2. The obligation to protect means that the State should prevent violations by other parties. It includes: 

  • adopting relevant legislation
  • regulating the housing and rental markets 
  • ensuring that private actors (e.g., energy companies, providers or water supply, etc.) do not interfere with the right to housing

3. The obligation to fulfil requires the state to adopt a set of measures to ensure the realisation of this right. It includes:

  • adopting a national housing policy
  • preventing homelessness
  • providing housing subsidies

What if the State does not have enough resources? 

The right to housing does not mean that the State has to build free housing for all its population. 

The core of this right is non-discrimination: everyone has the right to live in decent conditions. Accordingly, the state’s primary action should be addressing discrimination in housing-related matters and preventing homelessness. 

International recognition of this right

Wars lead not only to the loss of lives but also to the loss of homes. Housing gets destroyed or is no longer safe, forcing people to leave.  Losing one’s home is always traumatic and leads to the loss of other rights. 

The first catalogue of human rights adopted shortly after the Second World War, the 1948 Universal Declaration of Human Rights provides in Article 25(1): 

Everyone has the right to a standard of living adequate for the health and well-being of himself and of his family, including food, clothing, housing and medical care and necessary social services, and the right to security in the event of unemployment, sickness, disability, widowhood, old age or other lack of livelihood in circumstances beyond his control.
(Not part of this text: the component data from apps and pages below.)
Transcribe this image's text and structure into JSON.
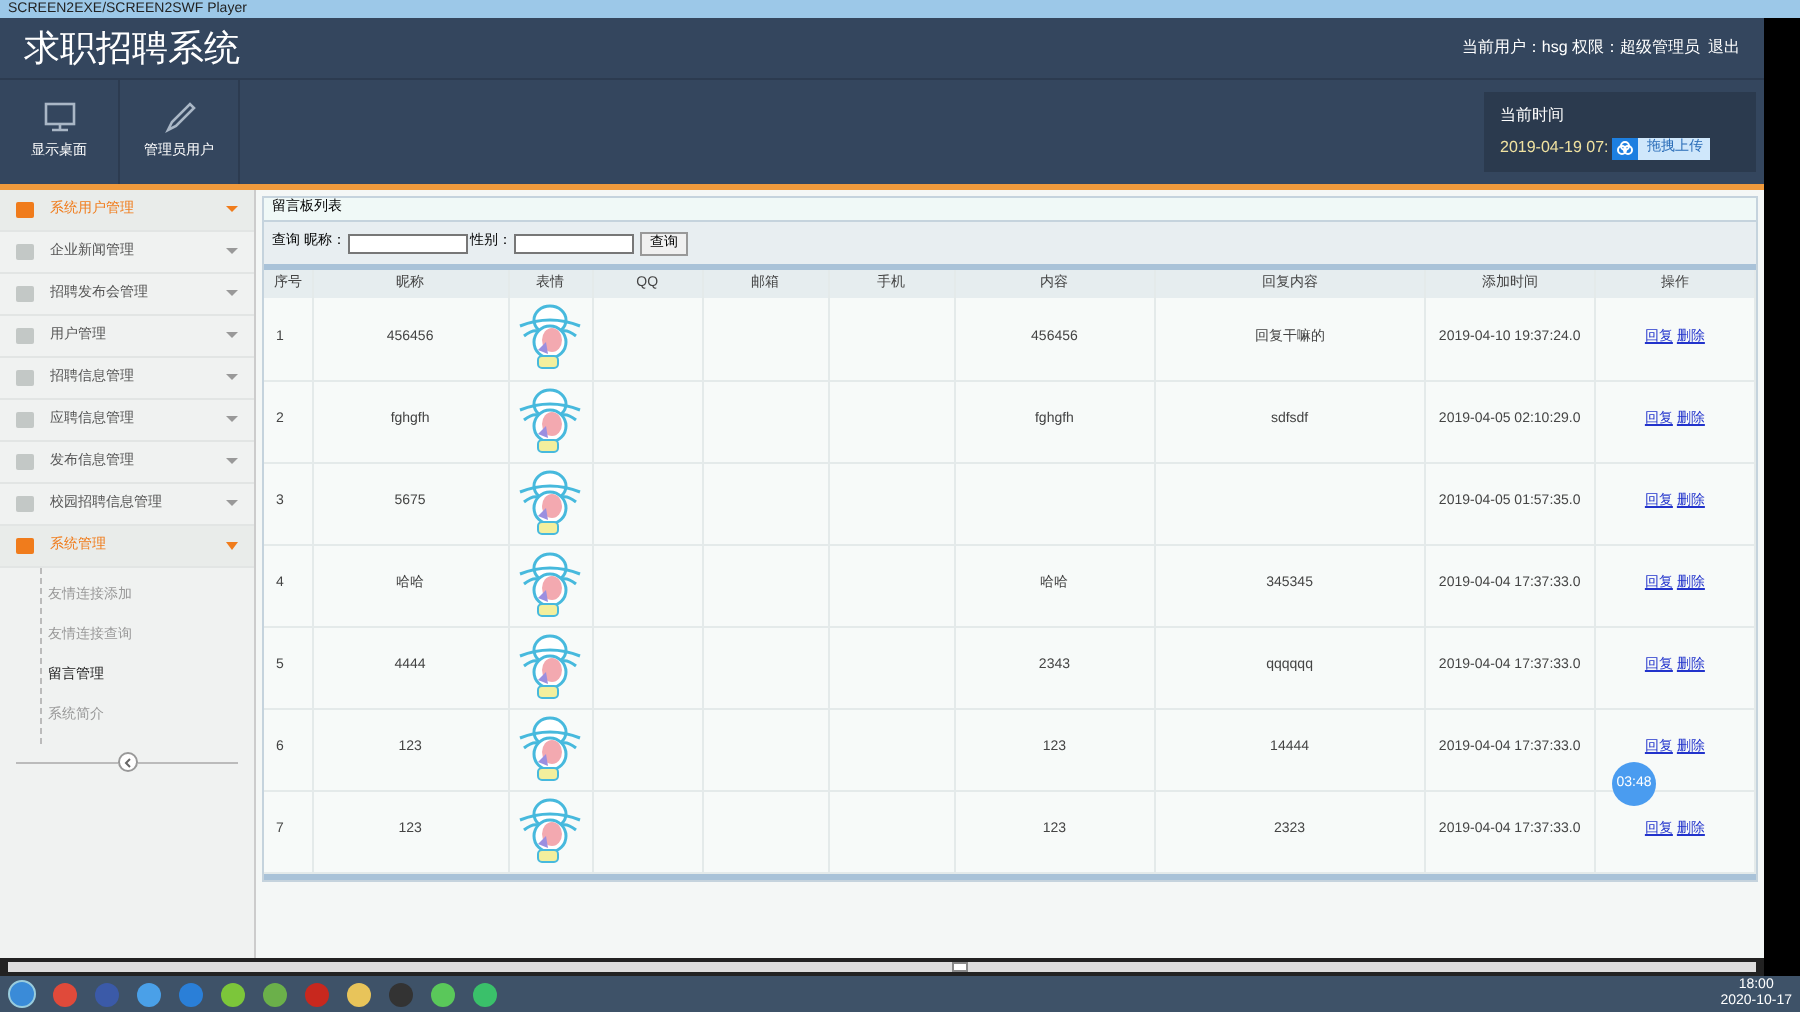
{
  "player": {
    "title": "SCREEN2EXE/SCREEN2SWF Player"
  },
  "header": {
    "title": "求职招聘系统",
    "user_info": "当前用户：hsg  权限：超级管理员",
    "logout": "退出",
    "toolbar": [
      {
        "label": "显示桌面",
        "kind": "monitor"
      },
      {
        "label": "管理员用户",
        "kind": "pencil"
      }
    ],
    "clock": {
      "label": "当前时间",
      "time": "2019-04-19 07:",
      "upload_button": "拖拽上传"
    }
  },
  "sidebar": {
    "items": [
      {
        "label": "系统用户管理",
        "active": true,
        "expanded": false
      },
      {
        "label": "企业新闻管理",
        "active": false,
        "expanded": false
      },
      {
        "label": "招聘发布会管理",
        "active": false,
        "expanded": false
      },
      {
        "label": "用户管理",
        "active": false,
        "expanded": false
      },
      {
        "label": "招聘信息管理",
        "active": false,
        "expanded": false
      },
      {
        "label": "应聘信息管理",
        "active": false,
        "expanded": false
      },
      {
        "label": "发布信息管理",
        "active": false,
        "expanded": false
      },
      {
        "label": "校园招聘信息管理",
        "active": false,
        "expanded": false
      },
      {
        "label": "系统管理",
        "active": true,
        "expanded": true,
        "children": [
          {
            "label": "友情连接添加",
            "selected": false
          },
          {
            "label": "友情连接查询",
            "selected": false
          },
          {
            "label": "留言管理",
            "selected": true
          },
          {
            "label": "系统简介",
            "selected": false
          }
        ]
      }
    ]
  },
  "panel": {
    "title": "留言板列表",
    "search": {
      "label": "查询 昵称：",
      "gender_label": "性别：",
      "button": "查询"
    }
  },
  "table": {
    "columns": [
      {
        "label": "序号",
        "kind": "no"
      },
      {
        "label": "昵称",
        "kind": "nickname"
      },
      {
        "label": "表情",
        "kind": "emoticon"
      },
      {
        "label": "QQ",
        "kind": "qq"
      },
      {
        "label": "邮箱",
        "kind": "email"
      },
      {
        "label": "手机",
        "kind": "phone"
      },
      {
        "label": "内容",
        "kind": "content"
      },
      {
        "label": "回复内容",
        "kind": "reply"
      },
      {
        "label": "添加时间",
        "kind": "time"
      },
      {
        "label": "操作",
        "kind": "actions"
      }
    ],
    "rows": [
      {
        "no": "1",
        "nickname": "456456",
        "content": "456456",
        "reply": "回复干嘛的",
        "time": "2019-04-10 19:37:24.0",
        "actions": [
          "回复",
          "删除"
        ]
      },
      {
        "no": "2",
        "nickname": "fghgfh",
        "content": "fghgfh",
        "reply": "sdfsdf",
        "time": "2019-04-05 02:10:29.0",
        "actions": [
          "回复",
          "删除"
        ]
      },
      {
        "no": "3",
        "nickname": "5675",
        "time": "2019-04-05 01:57:35.0",
        "actions": [
          "回复",
          "删除"
        ]
      },
      {
        "no": "4",
        "nickname": "哈哈",
        "content": "哈哈",
        "reply": "345345",
        "time": "2019-04-04 17:37:33.0",
        "actions": [
          "回复",
          "删除"
        ]
      },
      {
        "no": "5",
        "nickname": "4444",
        "content": "2343",
        "reply": "qqqqqq",
        "time": "2019-04-04 17:37:33.0",
        "actions": [
          "回复",
          "删除"
        ]
      },
      {
        "no": "6",
        "nickname": "123",
        "content": "123",
        "reply": "14444",
        "time": "2019-04-04 17:37:33.0",
        "actions": [
          "回复",
          "删除"
        ]
      },
      {
        "no": "7",
        "nickname": "123",
        "content": "123",
        "reply": "2323",
        "time": "2019-04-04 17:37:33.0",
        "actions": [
          "回复",
          "删除"
        ]
      }
    ]
  },
  "timer_badge": "03:48",
  "taskbar": {
    "time": "18:00",
    "date": "2020-10-17"
  }
}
The right to adequate housing is also recognised in other international conventions. 

In context


Last updated 21/03/2024